During the ringside post mortem, as yet another star of Irish boxing dissolved from the limelight, talk turned to who would be the next boxer to headline big events. While the task of holding up an Odyssey or 3Arena is beyond the reach of many right now, Pierce O’Leary could be on track to pack out the National Stadium soon. His first-round blast of Alin Florin Cioercei was punch perfect.
While the Romanian may not be the sturdiest of tests, he had fought at a decent level in the past and the way young Pierce went about his business was impressive. The Dubliner also brings a crowd along for the ride. Shifting tickets is always a massive plus for any prospect/contender looking for future opportunities. Along with Paddy Donovan, O’Leary could pick up the mantle left by the likes of Carl Frampton, Katie Taylor, and now Michael Conlan.

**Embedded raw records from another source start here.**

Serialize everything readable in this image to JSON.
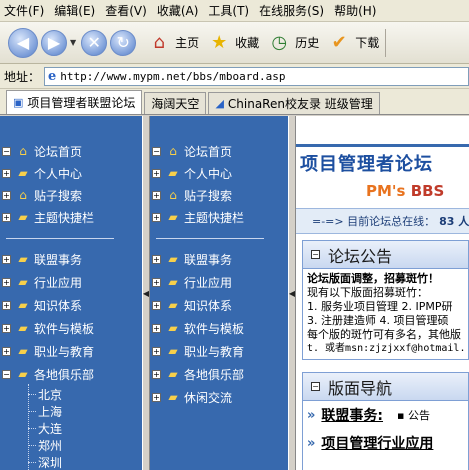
{
  "menu": [
    "文件(F)",
    "编辑(E)",
    "查看(V)",
    "收藏(A)",
    "工具(T)",
    "在线服务(S)",
    "帮助(H)"
  ],
  "toolbar": {
    "home": "主页",
    "favorites": "收藏",
    "history": "历史",
    "download": "下载"
  },
  "address": {
    "label": "地址：",
    "url": "http://www.mypm.net/bbs/mboard.asp"
  },
  "tabs": [
    {
      "label": "项目管理者联盟论坛",
      "active": true
    },
    {
      "label": "海阔天空",
      "active": false
    },
    {
      "label": "ChinaRen校友录 班级管理",
      "active": false
    }
  ],
  "sidebar1": {
    "top_items": [
      "论坛首页",
      "个人中心",
      "贴子搜索",
      "主题快捷栏"
    ],
    "bottom_items": [
      "联盟事务",
      "行业应用",
      "知识体系",
      "软件与模板",
      "职业与教育",
      "各地俱乐部"
    ],
    "sub_items": [
      "北京",
      "上海",
      "大连",
      "郑州",
      "深圳"
    ]
  },
  "sidebar2": {
    "top_items": [
      "论坛首页",
      "个人中心",
      "贴子搜索",
      "主题快捷栏"
    ],
    "bottom_items": [
      "联盟事务",
      "行业应用",
      "知识体系",
      "软件与模板",
      "职业与教育",
      "各地俱乐部",
      "休闲交流"
    ]
  },
  "main": {
    "site_title": "项目管理者论坛",
    "logo_pm": "PM's",
    "logo_bbs": "BBS",
    "status_text": "=-=> 目前论坛总在线：",
    "status_count": "83 人",
    "notice": {
      "title": "论坛公告",
      "lines": [
        "论坛版面调整，招募斑竹！",
        "现有以下版面招募斑竹：",
        "1. 服务业项目管理 2. IPMP研",
        "3. 注册建造师 4. 项目管理硕",
        "每个版的斑竹可有多名，其他版",
        "t. 或者msn:zjzjxxf@hotmail."
      ]
    },
    "section": {
      "title": "版面导航",
      "row1": "联盟事务:",
      "row1_note": "▪ 公告",
      "row2": "项目管理行业应用"
    }
  }
}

I love his nickname as well: ‘Big Bang’. The same as Limerick’s Willie Casey. Regular readers or listeners to the podcast will know all about my love for Casey, who produced a fantastic Cinderella story, bringing massive excitement during his unexpected run to world level (via the Prizefighter tournament).
Photo Credit: Tapology
With three cards all clashing last weekend we were told that the Conlan main event would go live around 9pm. I was sceptical about this from the start and it was after 10pm until they eventually got rumbling. Not entirely the fault of the promoters, however, as Nick Ball’s opponent Ludumo Lamati was rushed to hospital after collapsing at the end of their fight. I was slightly surprised when the South African's corner threw the towel in midway through round 12. ‘9mm’ was clearly tiring but appeared to be capable of making it to the end of the fight despite Ball’s pressure.
Turns out I was completely wrong and they knew their fighter well enough to try and get him out of there in time. As the doctors and paramedics raced into the ring and swiftly pulled Lamati out of the arena on a stretcher it made for grim viewing. At the time of writing Lamati is said to be sedated but stable, which doesn’t give too much away.
One of my journalistic colleagues was speaking to the medical staff at the end of the night and, while they could not reveal masses of information due to patient confidentiality, it didn’t seem overly positive.
Lawrence Okolie’s bizarre world title reign came to a predictably controversial ending when Chris Billam-Smith defeated him last weekend. The spidery fighter who loves a cuddle, Okolie’s jab-and-grab style was always going to land him in hot water at some point with an impatient referee. Marcus McDonnell was the man in the middle who grew so frustrated with the Hackney hugger, he deducted two points for excessive holding.
‘The Sauce’ was also dropped three times and yet still Illinois judge Benjamin Rodriguez managed to score the fight 112-112. Okolie was doing better in some rounds but Billam-Smith surely did enough to get the nod in front of his hometown fans.
The other two judges thought so and awarded him a majority decision which earned ‘CBS’ the WBO cruiserweight title. Training out in the States under Sugar Hill, Okolie later stated he would be pushing for a rematch. I’ll definitely be keeping an eagle eye on the calendar for that one - to make sure it is avoided at all costs.
Hugger: Okolie likes to grab hold of opponents
In a weird weekend of domestic dust-ups, Leigh Wood took back possession of his WBA featherweight crown, right from the man who had bludgeoned him for it in the first place. Many thought a rematch with Mexican wildman Mauricio Lara was a bad idea when first suggested (myself included). That sentiment remained right up until fight week when it transpired that Lara was struggling badly to make weight.
It was a miracle the bout went ahead and when it did, Lara looked weak and listless. Wood took full advantage, boxing to a decision win and on to bigger opportunities, possibly against Lopez or Josh Warrington. Lara, meanwhile, must surely move up to 130 pounds.
Thanks for reading! Drop a little heart or even a comment if you get a minute. I’d love to hear your thoughts. Speak to you all next week…
About Steve: Experienced boxing writer, author of 8 books and podcaster of over 400 eps. 15+ years in the sport. Covered hundreds of shows for newspapers and Boxing News magazine. Chief video script writer for Motivedia channel and BN+. For enquiries: firstname.lastname@example.org.